I am hoping that what is going to be great about my new module on police and policing in a global context is that it forces you to look outside the practicalities of policing and consider the wider social and historical context in which they take place. As this small example shows, police practices of the present are well and truly embedded in societies of the past.

Wednesday, 8 December 2010

My forthcoming talk in Sheffield

Speaker:  Dr Layla Skinns, Lecturer in Criminology, Centre for
Criminological Research, University of Sheffield
Title:  Plural Policing and the Police Custody Process in England and Wales
Place:  The Moot Court, School of Law, Winter Street, Sheffield S3 7ND

Time:  5.15pm


For the last decade, the police custody process has been a neglected  area of scholarly research in England and Wales. Yet, the context of police custody has changed. Civilianization is giving way to privatization, meaning that there are a growing number of non-warranted civilians employed either by the police or private security companies to perform key tasks in the police custody process. In this talk, I draw on my recent mixed-method research in two police custody areas, one predominantly publicly-run and one predominantly privately-run. In particular, I examine the meaning of plural policing in these two sites, considering things like roles and responsibilities of police and police staff, the use of force, suspect perceptions of police staff compared to the police, as well as accountability mechanisms. One of the key conclusions is that police and civilian police staff use their authority differently, with police staff adopting a more procedurally just style of policing, whilst the police rely on more coercive strategies.

And if this is not enough to tempt to you to come along there will be mince pies and wine afterwards.

Friday, 3 December 2010

Faculty Fellowship Award

Wow. I found out yesterday that I've been given a Faculty Fellowship Award from the University of Sheffield. This will cut down my teaching hours next semester and give me more time to work on my research and on forthcoming projects. This is very exciting news indeed. I am delighted! From what I gather the competition was fairly stiff.
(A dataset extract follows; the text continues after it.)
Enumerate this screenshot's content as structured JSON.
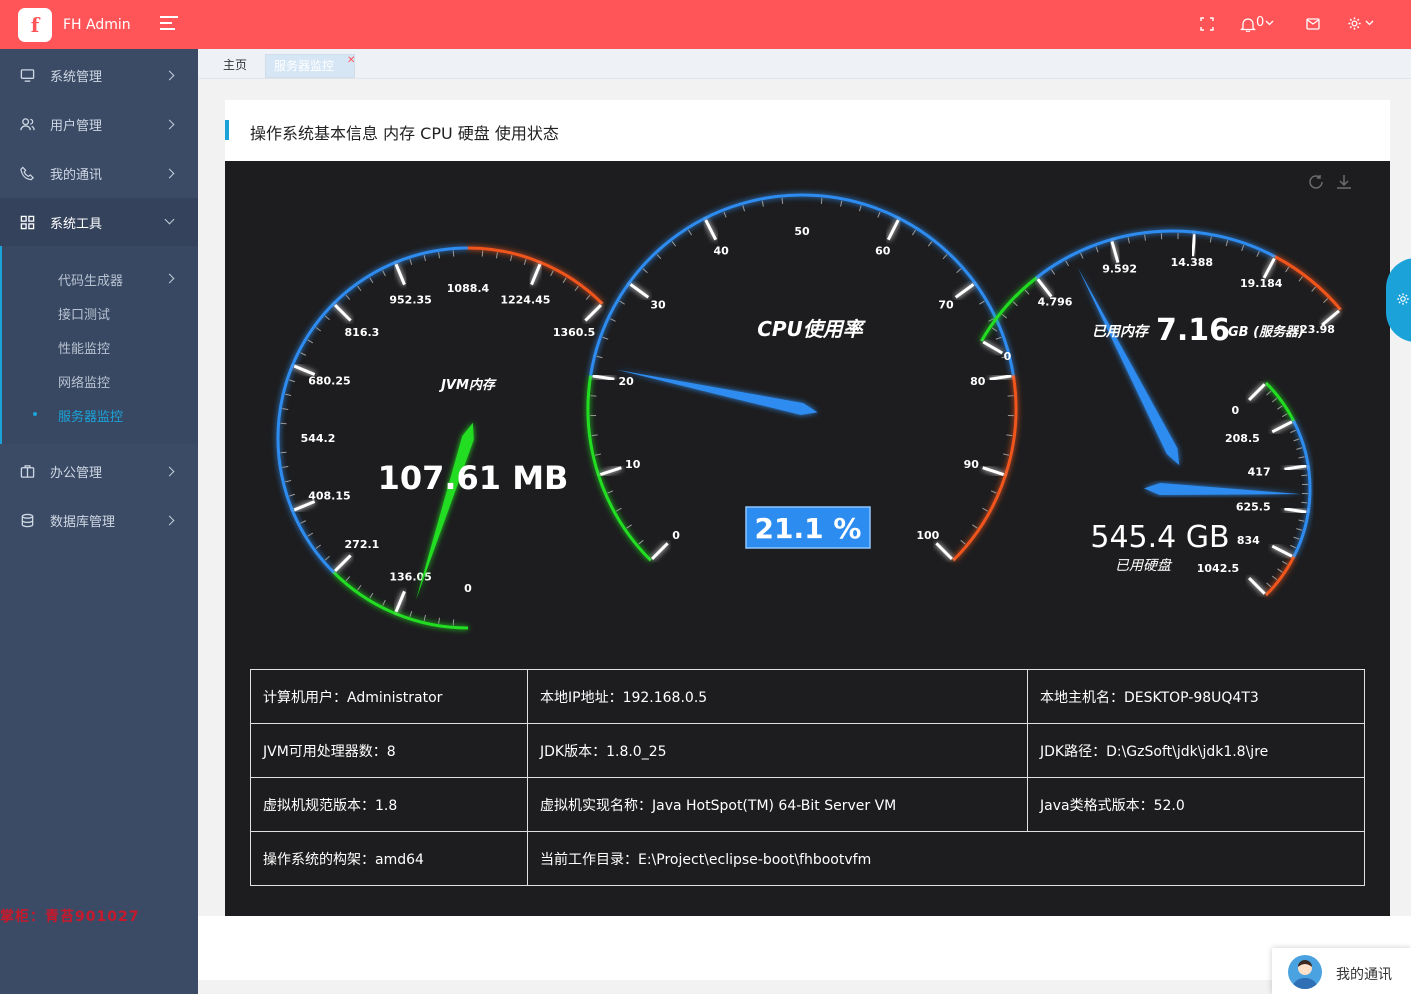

In spite of the award, I am pleased to say that I shall still be running my new optional undergraduate module on police and policing in a global context. I'm just reading David Nelken's new book on 'Comparative Criminal Justice', for the first of these lectures. I have found it to resonate a great deal with my own experience of doing comparative research. Such research is hugely challenging and these challenges cannot be under-estimated. To fully understand policing in the other common-law jurisdictions that I looked at (namely, Australia, America and Ireland) one needs to fully grasp the wider cultural and socio-political context in which is takes place. This is probably a whole life-times work or at least it seems that way.